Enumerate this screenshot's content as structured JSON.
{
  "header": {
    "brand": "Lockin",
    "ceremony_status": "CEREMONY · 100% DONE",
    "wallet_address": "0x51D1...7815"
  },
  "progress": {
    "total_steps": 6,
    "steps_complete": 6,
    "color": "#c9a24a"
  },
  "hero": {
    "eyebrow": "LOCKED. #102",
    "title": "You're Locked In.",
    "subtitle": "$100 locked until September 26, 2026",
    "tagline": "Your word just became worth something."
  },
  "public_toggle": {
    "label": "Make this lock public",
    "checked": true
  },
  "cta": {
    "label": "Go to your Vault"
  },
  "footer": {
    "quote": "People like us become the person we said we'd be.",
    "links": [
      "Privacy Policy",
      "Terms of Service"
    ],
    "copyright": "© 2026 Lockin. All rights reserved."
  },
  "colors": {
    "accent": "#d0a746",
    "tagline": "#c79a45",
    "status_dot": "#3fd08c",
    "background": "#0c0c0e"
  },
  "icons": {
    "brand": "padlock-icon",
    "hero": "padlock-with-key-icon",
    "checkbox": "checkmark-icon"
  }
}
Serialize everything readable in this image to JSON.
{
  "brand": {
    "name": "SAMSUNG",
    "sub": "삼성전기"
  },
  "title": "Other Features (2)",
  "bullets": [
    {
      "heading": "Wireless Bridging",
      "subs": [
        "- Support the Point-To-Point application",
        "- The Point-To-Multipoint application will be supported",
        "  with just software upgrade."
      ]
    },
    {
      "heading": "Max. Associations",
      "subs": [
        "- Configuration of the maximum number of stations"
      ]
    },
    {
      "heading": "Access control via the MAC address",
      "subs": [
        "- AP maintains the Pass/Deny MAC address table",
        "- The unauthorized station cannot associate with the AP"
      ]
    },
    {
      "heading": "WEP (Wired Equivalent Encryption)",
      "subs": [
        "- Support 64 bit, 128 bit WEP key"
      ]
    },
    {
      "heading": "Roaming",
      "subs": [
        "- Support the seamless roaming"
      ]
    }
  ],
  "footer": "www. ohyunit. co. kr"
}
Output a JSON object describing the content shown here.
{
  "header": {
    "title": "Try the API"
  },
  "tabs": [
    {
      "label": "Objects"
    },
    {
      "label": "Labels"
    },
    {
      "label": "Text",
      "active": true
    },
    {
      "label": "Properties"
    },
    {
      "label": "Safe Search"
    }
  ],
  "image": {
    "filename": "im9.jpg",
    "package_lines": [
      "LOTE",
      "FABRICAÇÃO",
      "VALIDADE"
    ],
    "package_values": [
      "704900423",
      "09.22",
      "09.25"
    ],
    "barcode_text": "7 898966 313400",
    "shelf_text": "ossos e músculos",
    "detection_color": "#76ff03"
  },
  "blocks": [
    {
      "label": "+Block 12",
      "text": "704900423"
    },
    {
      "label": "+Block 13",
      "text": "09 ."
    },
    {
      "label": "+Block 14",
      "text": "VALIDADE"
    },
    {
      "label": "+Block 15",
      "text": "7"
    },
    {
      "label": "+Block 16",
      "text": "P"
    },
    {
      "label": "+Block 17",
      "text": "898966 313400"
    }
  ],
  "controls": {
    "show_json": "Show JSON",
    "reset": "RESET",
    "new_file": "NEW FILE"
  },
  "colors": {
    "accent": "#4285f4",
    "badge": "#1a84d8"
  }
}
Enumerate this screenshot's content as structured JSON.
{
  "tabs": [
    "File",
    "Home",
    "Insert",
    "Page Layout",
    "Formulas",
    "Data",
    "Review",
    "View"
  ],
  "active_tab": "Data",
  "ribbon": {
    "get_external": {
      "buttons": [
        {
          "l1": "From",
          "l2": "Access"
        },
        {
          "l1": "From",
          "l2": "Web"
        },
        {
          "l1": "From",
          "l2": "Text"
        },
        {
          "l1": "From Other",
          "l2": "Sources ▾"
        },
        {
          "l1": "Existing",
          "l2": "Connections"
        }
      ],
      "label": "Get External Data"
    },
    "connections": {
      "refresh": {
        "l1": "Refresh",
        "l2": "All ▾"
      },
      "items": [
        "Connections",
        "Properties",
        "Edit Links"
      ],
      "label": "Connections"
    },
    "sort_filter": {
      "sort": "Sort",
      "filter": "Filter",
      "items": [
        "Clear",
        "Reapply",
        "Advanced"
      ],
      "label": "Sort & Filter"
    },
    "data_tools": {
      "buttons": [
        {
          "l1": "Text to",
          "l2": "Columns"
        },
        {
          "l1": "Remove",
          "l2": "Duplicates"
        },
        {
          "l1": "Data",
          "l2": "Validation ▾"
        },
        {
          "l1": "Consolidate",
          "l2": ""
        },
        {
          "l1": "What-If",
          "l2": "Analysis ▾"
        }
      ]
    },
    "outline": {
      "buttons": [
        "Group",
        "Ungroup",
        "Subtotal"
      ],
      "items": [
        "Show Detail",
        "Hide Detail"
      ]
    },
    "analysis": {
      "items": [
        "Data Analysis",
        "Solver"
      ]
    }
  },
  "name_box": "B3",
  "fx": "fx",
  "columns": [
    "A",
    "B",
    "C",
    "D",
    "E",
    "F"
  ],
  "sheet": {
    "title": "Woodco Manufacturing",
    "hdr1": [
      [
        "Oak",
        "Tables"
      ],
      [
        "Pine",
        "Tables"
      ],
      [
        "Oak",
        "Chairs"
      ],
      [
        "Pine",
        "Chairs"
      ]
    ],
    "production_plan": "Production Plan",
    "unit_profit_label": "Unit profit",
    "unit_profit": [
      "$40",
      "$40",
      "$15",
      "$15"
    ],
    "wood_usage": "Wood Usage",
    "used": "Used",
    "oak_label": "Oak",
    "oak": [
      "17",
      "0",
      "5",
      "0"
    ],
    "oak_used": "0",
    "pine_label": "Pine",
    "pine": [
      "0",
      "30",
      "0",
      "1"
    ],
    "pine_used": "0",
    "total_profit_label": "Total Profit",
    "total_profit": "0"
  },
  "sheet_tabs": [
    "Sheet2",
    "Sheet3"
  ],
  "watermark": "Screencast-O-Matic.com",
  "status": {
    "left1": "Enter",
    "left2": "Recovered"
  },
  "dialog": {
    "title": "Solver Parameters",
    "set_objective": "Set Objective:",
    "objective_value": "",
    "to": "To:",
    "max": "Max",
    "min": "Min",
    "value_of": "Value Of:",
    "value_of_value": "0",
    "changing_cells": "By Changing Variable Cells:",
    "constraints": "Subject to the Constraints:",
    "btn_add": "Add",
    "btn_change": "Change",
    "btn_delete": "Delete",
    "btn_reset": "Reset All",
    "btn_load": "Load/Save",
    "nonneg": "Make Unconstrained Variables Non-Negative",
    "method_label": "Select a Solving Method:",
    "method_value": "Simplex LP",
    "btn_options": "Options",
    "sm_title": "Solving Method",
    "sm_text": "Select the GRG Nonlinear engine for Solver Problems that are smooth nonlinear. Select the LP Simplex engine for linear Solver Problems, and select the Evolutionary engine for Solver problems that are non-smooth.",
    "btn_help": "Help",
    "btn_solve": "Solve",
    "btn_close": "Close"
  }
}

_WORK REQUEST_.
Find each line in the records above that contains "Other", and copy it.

_SOLUTION TO THIS PROBLEM_.
  "title": "Other Features (2)",
          "l1": "From Other",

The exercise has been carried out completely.